Unless a child is clearly being abused – and getting the wrong school lunch is not abuse -, schools have no business interfering in parenting. Schools are there to educate kids, and in cases of special education, where perhaps life skills may be addressed, the parents still need to sign the IEP. I do not feel that parents hire the teachers in a way, like Jill says, simply because this is not the case in the Netherlands, except for daycare, which Jill was indeed talking about. I also have a problem with the phrase that teachers need to work on parents’ terms, but maybe that is a case of semantics. Parents and teachers each have their roles, and they need to mutually respect each other. Schools are naturally in a position of power, and they have no right to abuse that position to force parents to parent their children a certain way.

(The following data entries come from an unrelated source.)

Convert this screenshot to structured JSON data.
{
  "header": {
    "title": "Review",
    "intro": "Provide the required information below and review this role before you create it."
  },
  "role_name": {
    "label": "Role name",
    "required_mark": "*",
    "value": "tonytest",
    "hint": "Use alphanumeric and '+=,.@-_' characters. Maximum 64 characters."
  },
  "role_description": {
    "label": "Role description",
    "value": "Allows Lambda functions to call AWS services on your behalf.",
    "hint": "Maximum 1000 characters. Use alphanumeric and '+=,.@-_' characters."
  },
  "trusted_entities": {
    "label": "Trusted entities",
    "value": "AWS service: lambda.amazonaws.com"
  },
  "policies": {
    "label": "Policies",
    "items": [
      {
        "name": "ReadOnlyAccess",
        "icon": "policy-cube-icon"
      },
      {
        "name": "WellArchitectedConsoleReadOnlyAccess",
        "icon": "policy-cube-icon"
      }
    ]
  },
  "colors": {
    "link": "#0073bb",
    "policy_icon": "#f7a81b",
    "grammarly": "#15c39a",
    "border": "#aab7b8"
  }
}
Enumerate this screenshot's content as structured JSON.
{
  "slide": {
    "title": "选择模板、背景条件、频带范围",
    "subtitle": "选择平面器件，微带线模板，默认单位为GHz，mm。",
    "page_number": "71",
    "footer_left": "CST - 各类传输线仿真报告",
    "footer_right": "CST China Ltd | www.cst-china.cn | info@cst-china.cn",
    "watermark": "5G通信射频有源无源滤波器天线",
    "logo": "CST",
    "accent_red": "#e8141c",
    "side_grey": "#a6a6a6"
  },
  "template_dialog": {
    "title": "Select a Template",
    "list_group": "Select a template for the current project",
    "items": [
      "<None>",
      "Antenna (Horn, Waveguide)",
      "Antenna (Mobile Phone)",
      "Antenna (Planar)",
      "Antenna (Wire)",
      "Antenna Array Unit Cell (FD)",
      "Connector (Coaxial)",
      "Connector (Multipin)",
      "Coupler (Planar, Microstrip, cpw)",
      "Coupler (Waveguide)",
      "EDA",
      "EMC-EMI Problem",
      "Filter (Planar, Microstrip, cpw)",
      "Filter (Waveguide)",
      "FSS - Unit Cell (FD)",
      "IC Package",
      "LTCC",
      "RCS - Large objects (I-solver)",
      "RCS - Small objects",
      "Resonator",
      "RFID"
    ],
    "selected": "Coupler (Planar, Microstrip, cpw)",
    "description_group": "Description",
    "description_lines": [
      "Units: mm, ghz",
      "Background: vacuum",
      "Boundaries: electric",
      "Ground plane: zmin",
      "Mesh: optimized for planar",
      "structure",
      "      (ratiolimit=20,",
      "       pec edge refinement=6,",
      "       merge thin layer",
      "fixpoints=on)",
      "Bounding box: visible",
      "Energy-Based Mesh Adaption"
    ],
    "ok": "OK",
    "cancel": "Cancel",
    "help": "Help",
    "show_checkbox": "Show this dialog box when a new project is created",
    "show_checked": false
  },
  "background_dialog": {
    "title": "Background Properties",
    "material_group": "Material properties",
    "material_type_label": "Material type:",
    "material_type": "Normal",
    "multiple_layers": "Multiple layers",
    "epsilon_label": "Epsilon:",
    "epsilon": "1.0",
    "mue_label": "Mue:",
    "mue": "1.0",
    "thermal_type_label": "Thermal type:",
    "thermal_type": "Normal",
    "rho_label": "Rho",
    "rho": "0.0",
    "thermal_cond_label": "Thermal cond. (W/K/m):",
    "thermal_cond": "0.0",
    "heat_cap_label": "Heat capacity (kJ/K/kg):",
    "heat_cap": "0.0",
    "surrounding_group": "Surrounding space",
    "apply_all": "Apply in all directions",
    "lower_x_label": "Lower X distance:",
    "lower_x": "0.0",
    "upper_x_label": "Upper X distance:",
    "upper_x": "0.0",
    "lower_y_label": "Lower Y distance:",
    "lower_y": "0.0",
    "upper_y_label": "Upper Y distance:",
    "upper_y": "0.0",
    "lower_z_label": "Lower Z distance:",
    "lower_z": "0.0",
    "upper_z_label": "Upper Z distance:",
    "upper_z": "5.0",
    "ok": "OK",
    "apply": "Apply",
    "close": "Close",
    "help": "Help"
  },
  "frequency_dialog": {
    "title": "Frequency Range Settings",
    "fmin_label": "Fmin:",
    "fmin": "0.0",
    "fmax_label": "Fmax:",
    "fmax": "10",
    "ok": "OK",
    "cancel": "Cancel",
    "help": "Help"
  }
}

I’ve been feeling kind of empty lately. It’s as though, since my diagnosis was changed from a dissociative disorder to BPD, my alters (if they existed) have gone into hiding, and I’m not sure what’s left of me. I’ve been feeling a bit depressed for about two months, and, while I am currently experiencing a few days of more (hyper)activity, my mood is not better. I also feel a deep s adness within me, but I cannot reach it except by going through anger first. This is not unusual fo rme, but often I can at least feel that I’m sad, while now, I merely know. We were talking in therapy yesterday about the needs a growing child needs to have met, and I was talking about what I felt I’d lacked in some of these areas, without really feeling much of anything. Ultimately we ended up talking about social skills. That topic may need addressing too, but really, I felt like I couldn’t access or process my feelings.